Hcēta is a subset of Kqān, it pertains to states of being.
For example in TSU, there’s a swear phrase that is: “Hai di’chena”, if you write it correctly, it’s “hcai de chēna”
hcai is the description of a state of being that’s not good, or turning very bad
de forms the verb in the sentence, to denote that something is in the process of happening (so forming the “ing” verb tense)
chēna forms the subject and means specifically this situation right now.
This is a phrase basically expressing that things are going from bad to worse, and damn frak it!
So the hcai, defines a state of being that is heading in the wrong direction.
Different vowel diacritics define not just the pronounced vowel but the state of the consonant. In the case of hc it’s talking about the state of being for the subject of the sentence or the speaker of the sentence.
Hca is a comfortable, stable “just being” state of being
Hco would be a lack of being, not just a death but a total lack of existence or consciousness. If someone’s out cold, they’re probably in a state of hco-chaan.
Hce would be a state of motion, the e vowel usually turns the word into a present tense verb, or “ing verb”. Hce in a word suggest a person in motion or varying states of being.
etc. you might want to see the vowels pages to learn more about how vowels shift the state of the consonant concepts.
As for the pronunciation, I’m still working out what it is in IPA format, because this language came out of a time where I didn’t have any formal linguistic training, I’m still learning how to translate into more easily recognised linguistic language. The hc consonant sounds to me like the kq said backwards.. or instead of “kha” with the aspirant breathy bit after the main k sound, it’s before.

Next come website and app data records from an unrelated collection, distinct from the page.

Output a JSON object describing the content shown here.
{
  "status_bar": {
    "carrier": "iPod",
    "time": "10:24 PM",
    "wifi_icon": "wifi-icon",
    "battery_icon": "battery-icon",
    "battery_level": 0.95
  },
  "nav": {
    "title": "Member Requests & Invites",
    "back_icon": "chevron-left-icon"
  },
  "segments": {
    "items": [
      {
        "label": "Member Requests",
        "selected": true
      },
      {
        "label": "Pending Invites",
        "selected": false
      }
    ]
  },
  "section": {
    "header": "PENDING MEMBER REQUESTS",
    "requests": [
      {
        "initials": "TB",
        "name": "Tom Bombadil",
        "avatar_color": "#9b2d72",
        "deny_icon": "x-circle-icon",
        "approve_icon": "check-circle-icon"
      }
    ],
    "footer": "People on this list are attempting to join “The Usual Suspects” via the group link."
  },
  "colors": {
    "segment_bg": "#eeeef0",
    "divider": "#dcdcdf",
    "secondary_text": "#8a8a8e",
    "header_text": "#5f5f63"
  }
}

For the moment, imagine it as an “h” sound with a k-ish sound at the end. I know… I really do know how unhelpful that is. In TSU, particularly in the books, the hc and the h sounds are written as the same thing. So, unless you’re a fellow conlanger and actually give a deep damn about the details of Ranqa, just pretend it’s another h sound and get on with enjoying things. 🙂